Rewarding executives requires informed judgement. Remuneration committee members do not need expert knowledge, but they do need data to make informed decisions on levels of remuneration, on the link between remuneration and performance, and on the structure and cost of all elements of the executive package.
Remuneration committees need to have a thorough understanding of their company and the forces that shape directors’ remuneration.
Supporting the Remuneration Committee with its remit
- Business Model
- Corporate Purpose and ESG
- Markets and positioning
- Competitor analysis
- Governance comply or explain
- Share Ownership guidelines
- Share holder consultation
- Market benchmarking
- Pay mix and incentives design
- Pension and other benefits
- Business plan/budget
- Sustainability agenda
- Impact of the wider scene
- Special needs for new hires and on share price fall
- Bespoke incentives for ventures, CDU, and M&A
- Assessing observed results
- Use of discretion and judgement
- Adjustments to outcomes or targets
- Use of malus and clawback
- Drivers of the unexpected
- Capital changes
- M & A
- ESG and the wider scene
- DRR drafting
- Investor views and consultation
- DRR vote outcome and response
- Revisions to practice or policy
- Directors Remuneration Report disclosures includes consistency with Strategic report and Sustainability report.
REMCO REMIT: PLEASING ALL OF THE PEOPLE - ALL OF THE TIME
Chairing the Remuneration Committee of a listed company is complex and challenging. The decisions are vital to the company’s success, but they are highly visible and sometimes controversial as seen from the deep backdrop of corporate governance and societal norms.
A minimum need is getting the committee annual cycle settled early. There is also the longer policy cycle and the fast-moving fields of ESG and corporate governance expectations to be considered as well. This takes time and deft stakeholder sensitivity.
Aside from all that, the business will throw extra items into the mix. New capital, M&A or disposal, new hire needs of an odd nature, a good/bad leaver assessment and so on.
In addition, too, the overarching ask is for the committee to be aware of, and sensitive to, the wider scene, both in framing proposals and assessing outcomes.
Judgement is expected, discretion is permitted but much care is needed. Adjustments to outcomes are seen, adjustment to targets less so – other than on a capital event like a rights issue.
- Malus and Clawback
Outwardly similar, but often the most fraught areas of the committee’s role.
Shareholder consultation had a strong role too; for items of true substance and then genuine listening is a must. Consultation is neither a rubber stamp, nor is it a decision outsource mechanic.

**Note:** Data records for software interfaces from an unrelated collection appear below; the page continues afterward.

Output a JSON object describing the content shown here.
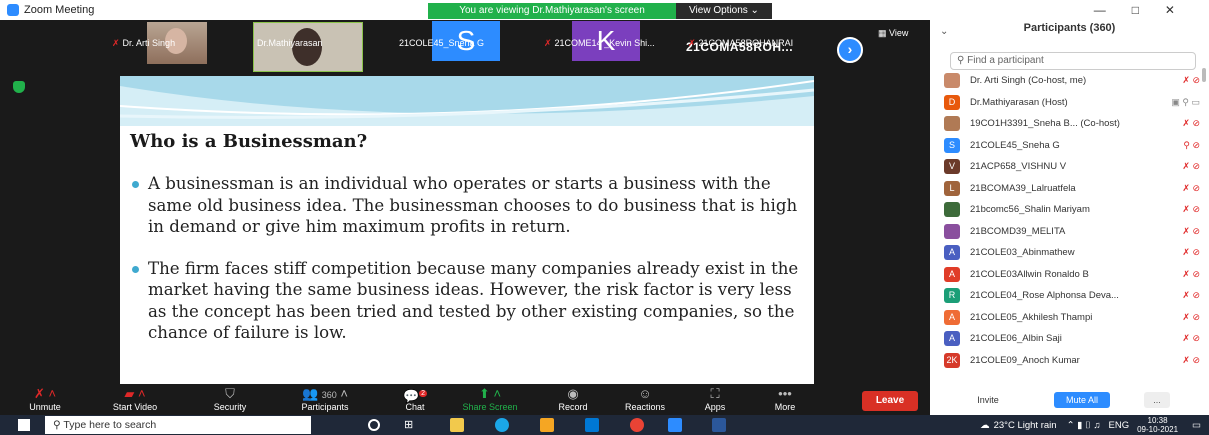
{
  "titlebar": {
    "title": "Zoom Meeting"
  },
  "share_banner": "You are viewing Dr.Mathiyarasan's screen",
  "view_options": "View Options ⌄",
  "thumbnails": {
    "t1": "Dr. Arti Singh",
    "t2": "Dr.Mathiyarasan",
    "t3": "21COLE45_Sneha G",
    "t3_initial": "S",
    "t4": "21COME14 _Kevin Shi...",
    "t4_initial": "K",
    "t5": "21COMA58ROHANRAI",
    "t5_big": "21COMA58ROH...",
    "view_label": "View"
  },
  "slide": {
    "title": "Who is a Businessman?",
    "bullets": [
      "A businessman is an individual who operates or starts a business with the same old business idea. The businessman chooses to do business that is high in demand or give him maximum profits in return.",
      "The firm faces stiff competition because many companies already exist in the market having the same business ideas. However, the risk factor is very less as the concept has been tried and tested by other existing companies, so the chance of failure is low."
    ]
  },
  "toolbar": {
    "unmute": "Unmute",
    "start_video": "Start Video",
    "security": "Security",
    "participants": "Participants",
    "participants_count": "360",
    "chat": "Chat",
    "chat_badge": "2",
    "share_screen": "Share Screen",
    "record": "Record",
    "reactions": "Reactions",
    "apps": "Apps",
    "more": "More",
    "leave": "Leave"
  },
  "panel": {
    "title": "Participants (360)",
    "search_placeholder": "Find a participant",
    "participants": [
      {
        "name": "Dr. Arti Singh (Co-host, me)",
        "initial": "",
        "color": "#c98a6a"
      },
      {
        "name": "Dr.Mathiyarasan (Host)",
        "initial": "D",
        "color": "#e8590c"
      },
      {
        "name": "19CO1H3391_Sneha B... (Co-host)",
        "initial": "",
        "color": "#b07a55"
      },
      {
        "name": "21COLE45_Sneha G",
        "initial": "S",
        "color": "#2d8cff"
      },
      {
        "name": "21ACP658_VISHNU V",
        "initial": "V",
        "color": "#6b3a2a"
      },
      {
        "name": "21BCOMA39_Lalruatfela",
        "initial": "L",
        "color": "#a0643c"
      },
      {
        "name": "21bcomc56_Shalin Mariyam",
        "initial": "",
        "color": "#3d6b3a"
      },
      {
        "name": "21BCOMD39_MELITA",
        "initial": "",
        "color": "#8a4f9e"
      },
      {
        "name": "21COLE03_Abinmathew",
        "initial": "A",
        "color": "#4a5fc1"
      },
      {
        "name": "21COLE03Allwin Ronaldo B",
        "initial": "A",
        "color": "#e03c28"
      },
      {
        "name": "21COLE04_Rose Alphonsa Deva...",
        "initial": "R",
        "color": "#1b9e77"
      },
      {
        "name": "21COLE05_Akhilesh Thampi",
        "initial": "A",
        "color": "#ef6c35"
      },
      {
        "name": "21COLE06_Albin Saji",
        "initial": "A",
        "color": "#4a5fc1"
      },
      {
        "name": "21COLE09_Anoch Kumar",
        "initial": "2K",
        "color": "#d63a2a"
      }
    ],
    "invite": "Invite",
    "mute_all": "Mute All",
    "more": "..."
  },
  "taskbar": {
    "search_placeholder": "Type here to search",
    "weather": "23°C  Light rain",
    "lang": "ENG",
    "time": "10:38",
    "date": "09-10-2021"
  }
}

Done well executive compensation adds huge value. While some are dissatisfied with the process, they have yet to advance a good alternative.
So, it may be like Churchill said of Democracy:
“No one pretends that Democracy is perfect….Indeed, it has been said that Democracy is the worst form of Government, except for all those other forms that have been tried.”
(11 November 1947)